According to the U.S. Justice Department, Steward and Montelongo were among so-called straw buyers who illegally purchased weapons for traffickers and Mexican drug cartels in a wide-ranging Phoenix-based gun trafficking ring.
In Operation Fast and Furious, agents from the Bureau of Alcohol, Tobacco, Firearms and Explosives used a controversial tactic called gun-walking, where instead of intercepting all weapons believed to be purchased illegally almost immediately, they wanted to track the guns back to high-level arms traffickers who had long eluded prosecution, in an effort to dismantle their networks.
But federal agents lost track of many of the guns purchased at Arizona shops before they ended up in Mexico, where many of them have been recovered at crime scenes. The operation ultimately identified more than 2,000 illicitly purchased weapons, and some 1,400 of them have yet to be found.
Two guns in Operation Fast and Furious were found on the U.S. side of the border at the scene of the 2010 fatal shooting of Border Patrol Agent Brian Terry.

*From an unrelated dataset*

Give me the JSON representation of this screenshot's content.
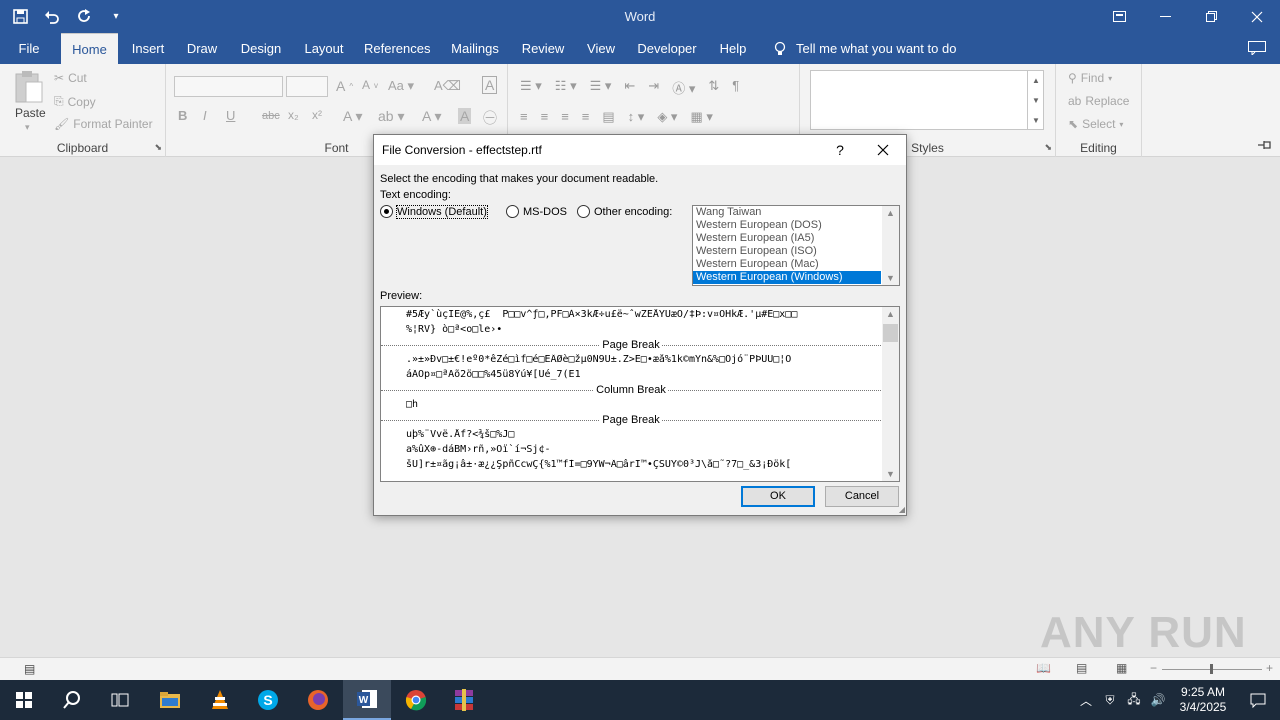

Five men have since been charged in Terry's death. One pleaded guilty last month and faces life in prison. Three others remain fugitives.
In his guilty plea, Manuel Osorio-Arellanes admitted he was part of a rip-off crew that sneaked into the United States from Mexico about a week before Terry's death. He said they stashed guns and food supplies on the U.S. side of the border, aiming to rob marijuana smugglers and undocumented immigrants.
Operation Fast and Furious has led to widespread congressional criticism. President Barack Obama has invoked executive privilege in the case, and Attorney General Eric Holder has been found to be in contempt of Congress.
Twenty people were initially indicted in the overall weapons case, including Montelongo and Steward, who authorities say were among the most prolific of the straw buyers. They were accused of illegally purchasing hundreds of firearms sold to criminals in Mexico, including associates of major Mexican drug cartels.
Steward is accused of paying more than $176,000 provided by the leader of a gun trafficking organization to purchase nearly 290 weapons, including high-powered rifles. Authorities say Montelongo illegally bought and assisted in the purchase of 109 firearms.
Steward's attorney, Diego Rodriguez, said he plans to appeal his client's sentence. Montelongo's attorney did not return telephone calls or emails seeking comment.
Reporting by The Associated Press.